Each entry must be given again exactly as it appears, with images excluded.

*** SUPPLIED MATERIAL ***

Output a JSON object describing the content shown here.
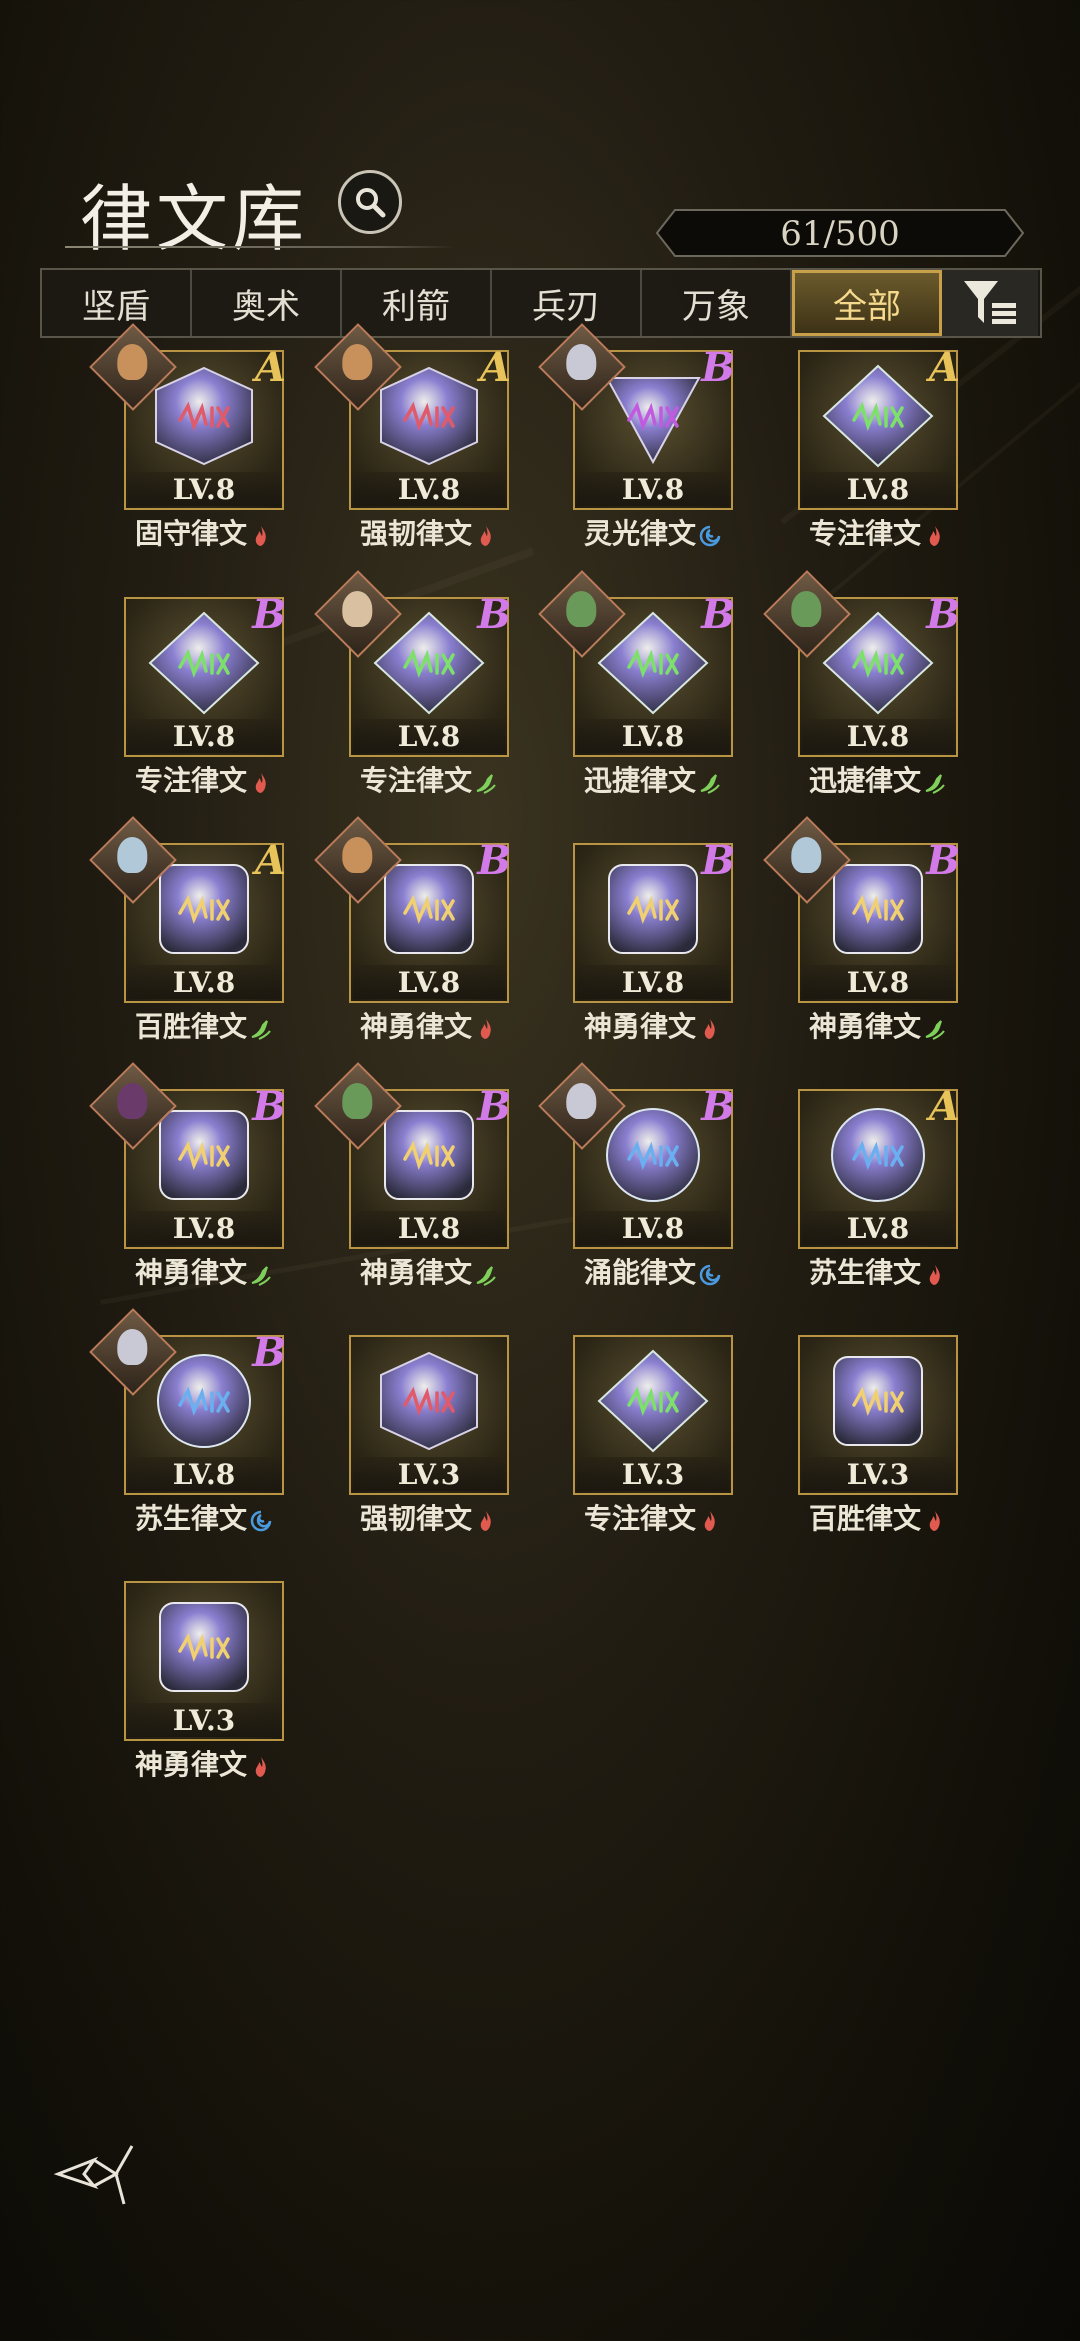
{
  "header": {
    "title": "律文库",
    "count": "61/500"
  },
  "tabs": [
    {
      "label": "坚盾",
      "active": false
    },
    {
      "label": "奥术",
      "active": false
    },
    {
      "label": "利箭",
      "active": false
    },
    {
      "label": "兵刃",
      "active": false
    },
    {
      "label": "万象",
      "active": false
    },
    {
      "label": "全部",
      "active": true
    }
  ],
  "colors": {
    "accent_gold": "#c9a04a",
    "grade_a": "#e8c35a",
    "grade_b": "#d17ae8",
    "fire": "#e05a50",
    "wind": "#7fd05a",
    "water": "#4a9ae0"
  },
  "runes": [
    {
      "name": "固守律文",
      "level": "LV.8",
      "grade": "A",
      "gem": "hex",
      "gem_color": "#8a7fd0",
      "rune_color": "#e05a6a",
      "element": "fire",
      "avatar": "#c8905a"
    },
    {
      "name": "强韧律文",
      "level": "LV.8",
      "grade": "A",
      "gem": "hex",
      "gem_color": "#8a7fd0",
      "rune_color": "#e05a6a",
      "element": "fire",
      "avatar": "#c8905a"
    },
    {
      "name": "灵光律文",
      "level": "LV.8",
      "grade": "B",
      "gem": "tri",
      "gem_color": "#9a8ad0",
      "rune_color": "#c25ae0",
      "element": "water",
      "avatar": "#c9c9d6"
    },
    {
      "name": "专注律文",
      "level": "LV.8",
      "grade": "A",
      "gem": "diamond",
      "gem_color": "#6fa08a",
      "rune_color": "#7de06a",
      "element": "fire",
      "avatar": null
    },
    {
      "name": "专注律文",
      "level": "LV.8",
      "grade": "B",
      "gem": "diamond",
      "gem_color": "#6fa08a",
      "rune_color": "#7de06a",
      "element": "fire",
      "avatar": null
    },
    {
      "name": "专注律文",
      "level": "LV.8",
      "grade": "B",
      "gem": "diamond",
      "gem_color": "#6fa08a",
      "rune_color": "#7de06a",
      "element": "wind",
      "avatar": "#d8c0a0"
    },
    {
      "name": "迅捷律文",
      "level": "LV.8",
      "grade": "B",
      "gem": "diamond",
      "gem_color": "#6fa08a",
      "rune_color": "#7de06a",
      "element": "wind",
      "avatar": "#6a9a5a"
    },
    {
      "name": "迅捷律文",
      "level": "LV.8",
      "grade": "B",
      "gem": "diamond",
      "gem_color": "#6fa08a",
      "rune_color": "#7de06a",
      "element": "wind",
      "avatar": "#6a9a5a"
    },
    {
      "name": "百胜律文",
      "level": "LV.8",
      "grade": "A",
      "gem": "square",
      "gem_color": "#a9b0b8",
      "rune_color": "#f0d070",
      "element": "wind",
      "avatar": "#b0c8d8"
    },
    {
      "name": "神勇律文",
      "level": "LV.8",
      "grade": "B",
      "gem": "square",
      "gem_color": "#a9b0b8",
      "rune_color": "#f0d070",
      "element": "fire",
      "avatar": "#c8905a"
    },
    {
      "name": "神勇律文",
      "level": "LV.8",
      "grade": "B",
      "gem": "square",
      "gem_color": "#a9b0b8",
      "rune_color": "#f0d070",
      "element": "fire",
      "avatar": null
    },
    {
      "name": "神勇律文",
      "level": "LV.8",
      "grade": "B",
      "gem": "square",
      "gem_color": "#a9b0b8",
      "rune_color": "#f0d070",
      "element": "wind",
      "avatar": "#b0c8d8"
    },
    {
      "name": "神勇律文",
      "level": "LV.8",
      "grade": "B",
      "gem": "square",
      "gem_color": "#a9b0b8",
      "rune_color": "#f0d070",
      "element": "wind",
      "avatar": "#6a3a6a"
    },
    {
      "name": "神勇律文",
      "level": "LV.8",
      "grade": "B",
      "gem": "square",
      "gem_color": "#a9b0b8",
      "rune_color": "#f0d070",
      "element": "wind",
      "avatar": "#6a9a5a"
    },
    {
      "name": "涌能律文",
      "level": "LV.8",
      "grade": "B",
      "gem": "circle",
      "gem_color": "#8aa0c0",
      "rune_color": "#6ab0f0",
      "element": "water",
      "avatar": "#c9c9d6"
    },
    {
      "name": "苏生律文",
      "level": "LV.8",
      "grade": "A",
      "gem": "circle",
      "gem_color": "#8aa0c0",
      "rune_color": "#6ab0f0",
      "element": "fire",
      "avatar": null
    },
    {
      "name": "苏生律文",
      "level": "LV.8",
      "grade": "B",
      "gem": "circle",
      "gem_color": "#8aa0c0",
      "rune_color": "#6ab0f0",
      "element": "water",
      "avatar": "#c9c9d6"
    },
    {
      "name": "强韧律文",
      "level": "LV.3",
      "grade": "",
      "gem": "hex",
      "gem_color": "#8a7fd0",
      "rune_color": "#e05a6a",
      "element": "fire",
      "avatar": null
    },
    {
      "name": "专注律文",
      "level": "LV.3",
      "grade": "",
      "gem": "diamond",
      "gem_color": "#6fa08a",
      "rune_color": "#7de06a",
      "element": "fire",
      "avatar": null
    },
    {
      "name": "百胜律文",
      "level": "LV.3",
      "grade": "",
      "gem": "square",
      "gem_color": "#a9b0b8",
      "rune_color": "#f0d070",
      "element": "fire",
      "avatar": null
    },
    {
      "name": "神勇律文",
      "level": "LV.3",
      "grade": "",
      "gem": "square",
      "gem_color": "#a9b0b8",
      "rune_color": "#f0d070",
      "element": "fire",
      "avatar": null
    }
  ]
}
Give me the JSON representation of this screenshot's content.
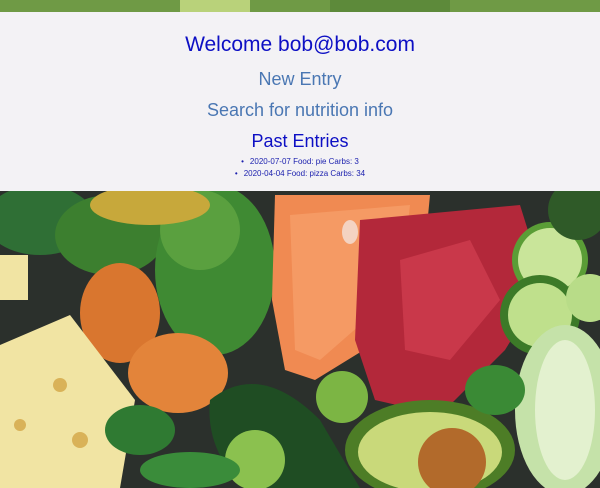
{
  "header": {
    "welcome_text": "Welcome bob@bob.com"
  },
  "nav": {
    "new_entry_label": "New Entry",
    "search_label": "Search for nutrition info"
  },
  "past_entries": {
    "title": "Past Entries",
    "items": [
      "2020-07-07 Food: pie Carbs: 3",
      "2020-04-04 Food: pizza Carbs: 34"
    ]
  },
  "background": {
    "description_icon": "food-background-photo"
  },
  "colors": {
    "panel_bg": "#f3f2f5",
    "heading_blue": "#0d0fc4",
    "link_blue": "#4a77b3",
    "entry_text": "#1a1fae"
  }
}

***

:: RESPONSE AREA ::
Output a JSON object describing the content shown here.
{
  "header": {
    "title": "律文库",
    "count": "61/500"
  },
  "tabs": [
    {
      "label": "坚盾",
      "active": false
    },
    {
      "label": "奥术",
      "active": false
    },
    {
      "label": "利箭",
      "active": false
    },
    {
      "label": "兵刃",
      "active": false
    },
    {
      "label": "万象",
      "active": false
    },
    {
      "label": "全部",
      "active": true
    }
  ],
  "colors": {
    "accent_gold": "#c9a04a",
    "grade_a": "#e8c35a",
    "grade_b": "#d17ae8",
    "fire": "#e05a50",
    "wind": "#7fd05a",
    "water": "#4a9ae0"
  },
  "runes": [
    {
      "name": "固守律文",
      "level": "LV.8",
      "grade": "A",
      "gem": "hex",
      "gem_color": "#8a7fd0",
      "rune_color": "#e05a6a",
      "element": "fire",
      "avatar": "#c8905a"
    },
    {
      "name": "强韧律文",
      "level": "LV.8",
      "grade": "A",
      "gem": "hex",
      "gem_color": "#8a7fd0",
      "rune_color": "#e05a6a",
      "element": "fire",
      "avatar": "#c8905a"
    },
    {
      "name": "灵光律文",
      "level": "LV.8",
      "grade": "B",
      "gem": "tri",
      "gem_color": "#9a8ad0",
      "rune_color": "#c25ae0",
      "element": "water",
      "avatar": "#c9c9d6"
    },
    {
      "name": "专注律文",
      "level": "LV.8",
      "grade": "A",
      "gem": "diamond",
      "gem_color": "#6fa08a",
      "rune_color": "#7de06a",
      "element": "fire",
      "avatar": null
    },
    {
      "name": "专注律文",
      "level": "LV.8",
      "grade": "B",
      "gem": "diamond",
      "gem_color": "#6fa08a",
      "rune_color": "#7de06a",
      "element": "fire",
      "avatar": null
    },
    {
      "name": "专注律文",
      "level": "LV.8",
      "grade": "B",
      "gem": "diamond",
      "gem_color": "#6fa08a",
      "rune_color": "#7de06a",
      "element": "wind",
      "avatar": "#d8c0a0"
    },
    {
      "name": "迅捷律文",
      "level": "LV.8",
      "grade": "B",
      "gem": "diamond",
      "gem_color": "#6fa08a",
      "rune_color": "#7de06a",
      "element": "wind",
      "avatar": "#6a9a5a"
    },
    {
      "name": "迅捷律文",
      "level": "LV.8",
      "grade": "B",
      "gem": "diamond",
      "gem_color": "#6fa08a",
      "rune_color": "#7de06a",
      "element": "wind",
      "avatar": "#6a9a5a"
    },
    {
      "name": "百胜律文",
      "level": "LV.8",
      "grade": "A",
      "gem": "square",
      "gem_color": "#a9b0b8",
      "rune_color": "#f0d070",
      "element": "wind",
      "avatar": "#b0c8d8"
    },
    {
      "name": "神勇律文",
      "level": "LV.8",
      "grade": "B",
      "gem": "square",
      "gem_color": "#a9b0b8",
      "rune_color": "#f0d070",
      "element": "fire",
      "avatar": "#c8905a"
    },
    {
      "name": "神勇律文",
      "level": "LV.8",
      "grade": "B",
      "gem": "square",
      "gem_color": "#a9b0b8",
      "rune_color": "#f0d070",
      "element": "fire",
      "avatar": null
    },
    {
      "name": "神勇律文",
      "level": "LV.8",
      "grade": "B",
      "gem": "square",
      "gem_color": "#a9b0b8",
      "rune_color": "#f0d070",
      "element": "wind",
      "avatar": "#b0c8d8"
    },
    {
      "name": "神勇律文",
      "level": "LV.8",
      "grade": "B",
      "gem": "square",
      "gem_color": "#a9b0b8",
      "rune_color": "#f0d070",
      "element": "wind",
      "avatar": "#6a3a6a"
    },
    {
      "name": "神勇律文",
      "level": "LV.8",
      "grade": "B",
      "gem": "square",
      "gem_color": "#a9b0b8",
      "rune_color": "#f0d070",
      "element": "wind",
      "avatar": "#6a9a5a"
    },
    {
      "name": "涌能律文",
      "level": "LV.8",
      "grade": "B",
      "gem": "circle",
      "gem_color": "#8aa0c0",
      "rune_color": "#6ab0f0",
      "element": "water",
      "avatar": "#c9c9d6"
    },
    {
      "name": "苏生律文",
      "level": "LV.8",
      "grade": "A",
      "gem": "circle",
      "gem_color": "#8aa0c0",
      "rune_color": "#6ab0f0",
      "element": "fire",
      "avatar": null
    },
    {
      "name": "苏生律文",
      "level": "LV.8",
      "grade": "B",
      "gem": "circle",
      "gem_color": "#8aa0c0",
      "rune_color": "#6ab0f0",
      "element": "water",
      "avatar": "#c9c9d6"
    },
    {
      "name": "强韧律文",
      "level": "LV.3",
      "grade": "",
      "gem": "hex",
      "gem_color": "#8a7fd0",
      "rune_color": "#e05a6a",
      "element": "fire",
      "avatar": null
    },
    {
      "name": "专注律文",
      "level": "LV.3",
      "grade": "",
      "gem": "diamond",
      "gem_color": "#6fa08a",
      "rune_color": "#7de06a",
      "element": "fire",
      "avatar": null
    },
    {
      "name": "百胜律文",
      "level": "LV.3",
      "grade": "",
      "gem": "square",
      "gem_color": "#a9b0b8",
      "rune_color": "#f0d070",
      "element": "fire",
      "avatar": null
    },
    {
      "name": "神勇律文",
      "level": "LV.3",
      "grade": "",
      "gem": "square",
      "gem_color": "#a9b0b8",
      "rune_color": "#f0d070",
      "element": "fire",
      "avatar": null
    }
  ]
}
Give me the JSON representation of this screenshot's content.
{
  "header": {
    "welcome_text": "Welcome bob@bob.com"
  },
  "nav": {
    "new_entry_label": "New Entry",
    "search_label": "Search for nutrition info"
  },
  "past_entries": {
    "title": "Past Entries",
    "items": [
      "2020-07-07 Food: pie Carbs: 3",
      "2020-04-04 Food: pizza Carbs: 34"
    ]
  },
  "background": {
    "description_icon": "food-background-photo"
  },
  "colors": {
    "panel_bg": "#f3f2f5",
    "heading_blue": "#0d0fc4",
    "link_blue": "#4a77b3",
    "entry_text": "#1a1fae"
  }
}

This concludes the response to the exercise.